Continuous online monitoring (O2 electrode and membrane-inlet mass spectrometry for O2, CO2, and H2 S; and direct measurement of NAD(P)H and flavin fluorescence) in continuous cultures of Saccharomyces cerevisiae IFO-0233 (Inst. of Fermentation, Osaka, Japan) gives strain specific dynamic information from timescales of minutes to hours. Complemented with MS-based metabolomics and transcriptomics, the predominantly oscillatory behavior of network components becomes evident, where the spontaneously synchronized cellular respiration cycles between discrete periods of increased oxygen consumption (oxidative phase) and decreased oxygen consumption (reductive phase). This temperature-compensated ultradian clock provides a coordinating function linking mitochondrial energetics and redox balance to transcriptional regulation, mitochondrial structure and organelle remodeling, DNA duplication, and putatively to chromatin dynamics. Anabolism and catabolism thus become globally partitioned: mediation is by direct feedback loops between the energetic and redox state of the cell and its growing ultrastructural development.Multi-oscillatory outputs occurred in dissolved gases with 12-h, 40-min and 4-min periods, and statistical self-similarity in Power Spectral and Relative Dispersional analyses: i.e. complex non-linear behavior and a functional scale-free network operating simultaneously on several timescales. Fast sampling (at 100 or 1 Hz) of NAD(P)H fluorescence revealed signals at 40 and 3–5 min. The latter corresponds to oscillations directly imaged by 2-photon microscopy in surface-attached organisms. Signaling between time domains is confirmed by studies with protonophore effectors of mitochondrial energetics. Multi-oscillatory states impinge on the complex reactome (where concentrations of most chemical species oscillate) and network functionality is evident as a self-similar system performing over at least 4 orders of magnitude of in vivo time structure measured in seconds.

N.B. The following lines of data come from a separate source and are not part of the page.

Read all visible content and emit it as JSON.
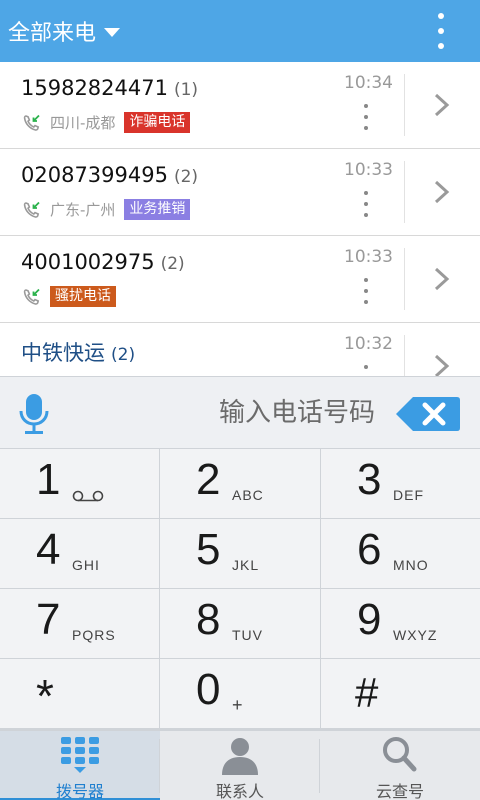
{
  "header": {
    "title": "全部来电",
    "menu_icon": "overflow-menu-icon"
  },
  "calls": [
    {
      "number": "15982824471",
      "count": "(1)",
      "location": "四川-成都",
      "tag": "诈骗电话",
      "tag_color": "#d9342b",
      "time": "10:34"
    },
    {
      "number": "02087399495",
      "count": "(2)",
      "location": "广东-广州",
      "tag": "业务推销",
      "tag_color": "#8b7fe3",
      "time": "10:33"
    },
    {
      "number": "4001002975",
      "count": "(2)",
      "location": "",
      "tag": "骚扰电话",
      "tag_color": "#cc5a1c",
      "time": "10:33"
    },
    {
      "number": "中铁快运",
      "count": "(2)",
      "location": "",
      "tag": "",
      "tag_color": "",
      "time": "10:32"
    }
  ],
  "input": {
    "placeholder": "输入电话号码",
    "value": ""
  },
  "keypad": [
    {
      "digit": "1",
      "letters": ""
    },
    {
      "digit": "2",
      "letters": "ABC"
    },
    {
      "digit": "3",
      "letters": "DEF"
    },
    {
      "digit": "4",
      "letters": "GHI"
    },
    {
      "digit": "5",
      "letters": "JKL"
    },
    {
      "digit": "6",
      "letters": "MNO"
    },
    {
      "digit": "7",
      "letters": "PQRS"
    },
    {
      "digit": "8",
      "letters": "TUV"
    },
    {
      "digit": "9",
      "letters": "WXYZ"
    },
    {
      "digit": "*",
      "letters": ""
    },
    {
      "digit": "0",
      "letters": "+"
    },
    {
      "digit": "#",
      "letters": ""
    }
  ],
  "nav": [
    {
      "label": "拨号器",
      "icon": "dialpad-icon",
      "active": true
    },
    {
      "label": "联系人",
      "icon": "contacts-icon",
      "active": false
    },
    {
      "label": "云查号",
      "icon": "search-icon",
      "active": false
    }
  ],
  "colors": {
    "accent": "#4ea6e6",
    "fraud_tag": "#d9342b",
    "sales_tag": "#8b7fe3",
    "harass_tag": "#cc5a1c",
    "incoming_arrow": "#2bb24c"
  }
}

4:25 P.M.
Engineering freedom of cofactor selection in de novo protein design
Christopher Moser, Ph.D.
University of Pennsylvania

De novo design of cofactor containing proteins provides engineering freedom exploited in two main efforts. First, they allow us to critically test our understanding of the principles of function of natural proteins in alternative frameworks that are adaptable and structurally transparent. This follows Richard Feynman’s adage “What I cannot create, I do not understand”. Second, they allow us to engineer new proteins with no sequence resemblance to any natural protein to perform new or improved functions not found in Nature. Our de novo designs assemble a wide range of light and redox activated cofactors in alpha-helical bundle frameworks for functions ranging from light-activated charge separation and catalysis in artificial photosynthetic reaction center proteins to magnetic field sensing proteins to oxygen transport in artificial hemoglobins.


4:50 P.M.
Mesoscopic functional imaging with fluorescence laminar optical tomography
Yu Chen, Ph.D.

University of Maryland at College Park


5:15 P.M.
Conversion of a fluorescent probe to a PET radiotracer: application in the development of CNS probes
Robert H. Mach

University of Pennsylvania

Positron Emission Tomography (PET) is a powerful in vivo imaging technique that enables the study of the molecular basis of disease. Although significant advances have been made in the instrumentation used in translational PET imaging studies (e.g., PET/CT, PET/MR), a major limitation of the utility of this technique in translational imaging studies is the development of PET radiotracers for imaging specific biological processes. A key step in this process is the identification of a suitable lead compound for PET radiotracer development, and the subsequent structure-activity relationship studies needed to convert the lead compound into a PET radiotracer. The focus of this talk will be on the use of fluorescent probes that have been used in microscopy or optical imaging studies as lead compounds for PET radiotracer development, and the application of these probes to study different mechanisms believed to play a major role in neurodegeneration.